Molecular switches that turn particular proteins or pathways on or off can help researchers trace and understand cellular signaling networks, and can also have applications in synthetic biology. Mikołaj Słabicki teamed up with Lena Nitsch and Patrizia Jensen of DFKZ and colleagues to engineer BTBBCL6, a domain of the BCL6 transcription factor, into a reversible, compound-triggered molecular switch. Fusion proteins made of BTBBCL6 and the EGFR membrane receptor induce strong downstream activity and cell growth when turned on or off with a small molecule-controlled polymerization switch. Learn more in Cell Reports Methods and a tweetorial by Słabicki.
The key to CAR T-cell therapy in solid tumors
Chimeric antigen receptor (CAR) T-cell therapy has transformed the treatment of some blood cancers but hasn’t worked as well for solid tumors. To look for possible resistance pathways, Rebecca Larson, associate member Marcela Maus (Massachusetts General Hospital), and colleagues conducted a genome-wide CRISPR knockout screen in glioblastoma. They found that the loss of genes in the interferon-γ receptor (IFNγR) signaling pathway made glioblastoma and other solid tumors more resistant to CAR T-cell killing in vitro and in vivo, by reducing binding of CAR T cells. Moreover, IFNγR signaling was required for sufficient CAR T-cell binding and killing in glioblastoma. The findings suggest that boosting CAR T-cell binding could make solid tumors more responsive to this therapy. Read more in Nature.
Droids and JEDI: A new hope for addressing bias in EHRs
Electronic health record (EHR) databases are large-scale tools that aggregate data including laboratory images, risk factors, and notes. EHRs can provide valuable statistically-powered clinical insight but may be subject to bias based on patient selection, misclassification, and data acquisition. In Nature Digital Medicine, Shaan Khurshid, Chris Reeder, Puneet Batra of the Data Sciences Platform, associate member Steven Lubitz of the Program in Medical and Population Genetics, and colleagues report the Community Care Cohort Project (C3PO), an EHR-based study structured to reduce bias and missing data in cardiovascular disease research. The team used natural language processing, a machine learning model that processes language, to recover missing data. JEDI, an open-source pipeline for processing EHR data, could help researchers develop accurate predictive and classification models using EHR data.
Incorporating human genetics data in animal model studies
Peter Dornbos, Preeti Singh, Dong-Keun Jang, associate member Jason Flannick, and their team recently published a forum article in Cell Metabolism discussing how much human genetics are used to assess translation potential from animal models to humans. After reviewing three years’ worth of publications from top-tier journals, they found that very few experimental studies incorporate human genetic data. They propose publicly available genetic associations to determine what they call a Human Genetics Evidence (HuGE) score to determine the probability of true association.
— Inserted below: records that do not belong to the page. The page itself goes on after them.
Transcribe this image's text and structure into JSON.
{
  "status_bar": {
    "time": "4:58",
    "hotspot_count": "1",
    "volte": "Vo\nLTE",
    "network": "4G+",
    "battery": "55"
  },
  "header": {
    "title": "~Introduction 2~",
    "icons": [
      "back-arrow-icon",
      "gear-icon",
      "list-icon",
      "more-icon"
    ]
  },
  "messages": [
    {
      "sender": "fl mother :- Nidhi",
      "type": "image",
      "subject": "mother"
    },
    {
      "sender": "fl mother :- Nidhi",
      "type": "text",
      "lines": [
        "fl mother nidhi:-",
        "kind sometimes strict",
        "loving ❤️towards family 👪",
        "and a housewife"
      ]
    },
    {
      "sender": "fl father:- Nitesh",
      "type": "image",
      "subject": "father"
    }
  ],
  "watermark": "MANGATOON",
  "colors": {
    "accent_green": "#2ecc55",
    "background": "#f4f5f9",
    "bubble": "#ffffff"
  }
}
The team hopes that their HuGE calculator tool will help researchers incorporate human genetic data into their studies on model organisms.
Closer look at genome loops
Animal genomes are folded into loops and domains by the proteins CTCF and cohesin. These loops and domains play critical roles in multiple nuclear processes, including regulation of gene expression and DNA repair. However, whether these loops are stable or dynamic was unknown. Michele Gabriele, Hugo Brandão, Simon Grosse-Holz (MIT), Leonid Mirny (MIT), Christoph Zechner (Max Planck Institute), associate member Anders Hansen of the Epigenomics Program, and colleagues used super resolution live-cell imaging to study these loops in mice stem cells. Their findings suggest that these loops are very dynamic and shorter-lived than previously thought. Read more in Science and an MIT news story.